Hackers can crack a code like QWERTY or password123 in a millisecond, so aim higher. For years, security pros have suggested longer, stronger passwords to slow cracking programs down. That advice is still sound but resistance to 16-character passcodes remains strong, because who can remember a 16-digit code of random numbers and letters? One option is to use a tool to help you keep track of your passwords, like IDShield’s Password Manager.
And then there are people who use “password” as a password. According to haveibeenpwned.com, it’s been found in compromised data batches 3,861,493 times. That’s still far less than the record held by 123456, which pops up 24,230,577 instances in Hunt’s harmful password files. You can bet these are the first words hackers check during ATO attempts. How do hackers get your password? Often, it’s by guessing.
How long would a computer take to guess your password?
Ever wonder how long it would take a computer to guess your password? For most of us, it wouldn’t take long at all. Even adding just a single digit can boost security. Look at sample password Isoar42. That takes around a minute for a computer to break. Isoar42@@ takes far longer—roughly three weeks. Add a third symbol—such as bracket—and it takes 52 years to crack. Now that’s a strong password! There are billions of passcodes floating around the internet. Some are for sale, and others are so stale that they’re worth next to nothing. Hunt’s website stores “real-world passwords” that have been compromised in data breaches. Search his repository of stolen passwords if you’d like to see how yours have held up over time. Then, immediately change any of the combinations you find.
How to answer the question, “How secure is my password?”
The first step is admitting you have a problem. Are you using simple phrases or repeating your password or both? Yes, it’s easier to use one password on hundreds of websites. But the seconds you save using just one doesn’t hold a candle to the hours, days or months you’ll lose trying to fix the damage hackers can do with your login credentials. Better password security starts with a simple password review:
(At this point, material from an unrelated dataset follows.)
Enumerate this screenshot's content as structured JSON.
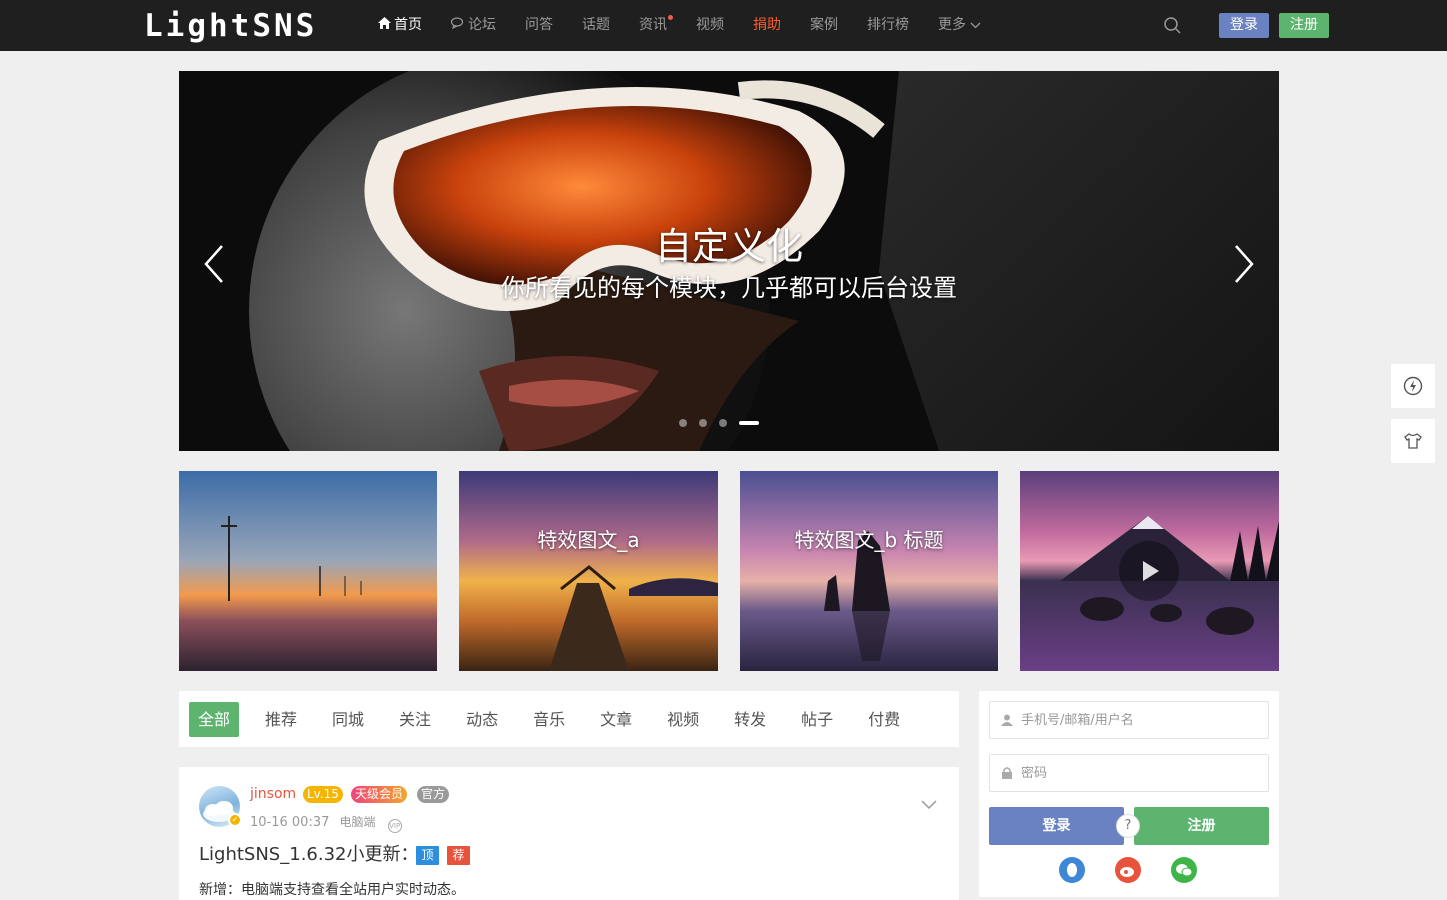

- Check out a list of top 100 passwords and avoid them.
- List all your current codes and run them through haveibeenpwned.com to discover whether they’re already compromised.
- Cross off any words found in a dictionary.
- Don’t use your pet’s name or a nickname.
- Shun any key data from your life, including a parent’s name or first car model.
Run the remaining ideas on your list—versions similar but not identical to your choices are best—through a password cracking program to get an estimate on how long hackers need to decode your top selection. Play around by adding or deleting digits and watch as a one-minute crack time switches to one thousand years with a few added keystrokes. While these online crack services aren’t super accurate, they’ll give you some insight into how dangerous some of your past choices really were. No one should ever have a standard password. Wouldn’t it be fantastic to live in a world in which everyone embraced the need for variety and complexity in password creation? Billions would be saved in costs related to fraud and data misuse. But password security research shows that we’re far from that idyllic world and personally identifiable information (PII) keeps falling into the wrong hands. Until we create that utopia, IDShield 24/7 data monitoring can spot your email addresses when they’re compromised and potentially sold on hacker forums. A timely alert can help you get a jump on changing exposed data and searching for the beginnings of identity theft. An identity theft protection plan with personal monitoring is a must-have for anyone who lives their life online (which, let’s be honest, is pretty much everyone). Think of it as added protection that takes you beyond the security of a brand new 16-digit password.
IDShield is a product of Pre-Paid Legal Services, Inc. d/b/a LegalShield (“LegalShield”). LegalShield provides access to identity theft protection and restoration services. For complete terms, coverage, and conditions, please see an identity theft plan. All Licensed Private Investigators are licensed in the state of Oklahoma. This is meant to provide general information and is not intended to provide legal advice, render an opinion, or provide any specific recommendations.